In 2017, the U.S. Fish and Wildlife Service completed the Pacific Walrus Species Status Assessment (PWSSA) to inform the Endangered Species Act listing determination for this species. The Pacific walrus is a migratory pinniped that feeds on benthic macroinvertebrates in shallow sub-Arctic and Arctic continental shelf waters. Pacific walruses winter in the Bering Sea, but adult females and juveniles migrate with retreating ice in the spring to the Chukchi Sea while adult males remain in the Bering Sea. In the summer, sea ice provides resting platforms near productive foraging areas for adult females and juveniles in the Chukchi Sea. In the late summer and early autumn when sea ice is no longer present over the continental shelf in the Chukchi Sea, walruses aggregate in large groups on coastal haulouts. Consequently, recent and projected reductions in summer Arctic sea ice represent loss of potential resting habitat and a possible reduction in available foraging habitat to adult female and juvenile Pacific walruses. As part of the PWSSA, a team of experts convened to estimate the future cumulative impacts of various stressors on the population with a Bayesian belief network (BBN). One BBN input variable quantified the number of observed and model-projected ice-free months over shelf waters to capture broad trends in future sea ice loss. To generate data for this input variable, we used monthly sea ice projections from several global atmosphere-ocean general circulation models (AOGCMs). We also developed spatial analyses to identify potential foraging areas on the continental shelf that may be accessible to Pacific walruses from sea ice or coastal haulouts in the future. Here, we will discuss best practices to consider when developing scientific products for SSAs that use AOGCM projections or other model outputs to estimate wildlife habitat conditions in the future.

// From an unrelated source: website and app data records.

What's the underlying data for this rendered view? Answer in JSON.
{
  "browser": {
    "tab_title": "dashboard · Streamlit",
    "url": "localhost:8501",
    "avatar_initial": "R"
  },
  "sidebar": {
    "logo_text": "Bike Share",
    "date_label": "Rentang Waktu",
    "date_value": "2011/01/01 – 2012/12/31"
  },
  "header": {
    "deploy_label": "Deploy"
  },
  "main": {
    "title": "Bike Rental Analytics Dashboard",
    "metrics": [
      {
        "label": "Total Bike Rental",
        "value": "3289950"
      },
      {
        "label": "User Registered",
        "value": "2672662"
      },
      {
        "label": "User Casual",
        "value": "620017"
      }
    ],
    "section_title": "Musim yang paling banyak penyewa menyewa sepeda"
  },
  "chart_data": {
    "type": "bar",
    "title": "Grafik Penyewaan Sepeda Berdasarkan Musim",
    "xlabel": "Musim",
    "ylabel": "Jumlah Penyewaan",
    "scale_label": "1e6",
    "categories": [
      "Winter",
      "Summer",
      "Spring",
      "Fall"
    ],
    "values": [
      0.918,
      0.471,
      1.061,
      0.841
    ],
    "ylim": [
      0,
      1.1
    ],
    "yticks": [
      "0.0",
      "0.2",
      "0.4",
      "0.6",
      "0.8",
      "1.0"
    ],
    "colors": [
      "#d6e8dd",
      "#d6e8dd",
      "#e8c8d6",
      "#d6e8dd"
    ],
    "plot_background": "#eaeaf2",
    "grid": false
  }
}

4:40PM Multispecies Approaches to Status Assessments to Inform Endangered Species Determinations
  Daniel Fitzgerald
The detailed description of species’ ecology, distribution, and population structure required to accurately estimate current and future conditions for species status assessments are time consuming and often data limited. One option for improving efficiency and accuracy may be multispecies assessments, in which several species with similar ecology, distribution, and threats are assessed simultaneously. While multispecies status assessments in support of endangered species determinations are already occurring in the US, no formal guidance or best practices currently exist. We reviewed the U.S. Federal Register for previous multispecies assessments conducted between 1994-2018 to identify current trends and key research areas needed to support the endangered species listing process. Most status assessments grouped species based on overlapping distributions and habitat requirements, although few assessments explicitly state the reason for assessing species together. Interestingly, taxonomic relatedness was not a major driver of multispecies approaches, with numerous assessments grouping species at the levels of Domain, Kingdom, or Phylum. The most common approach encountered was a combined threats analysis, with few assessments presenting joint population or distribution models. We discuss the implications of these patterns, and suggest key ecological and policy factors that should be taken into account when developing multispecies status assessments.

 
Organizers: Conor McGowan, David Smith, Nathan Allan, Peter Erickson
 

Symposium
Location: Reno-Sparks CC Date: September 30, 2019 Time: 1:10 pm - 5:00 pm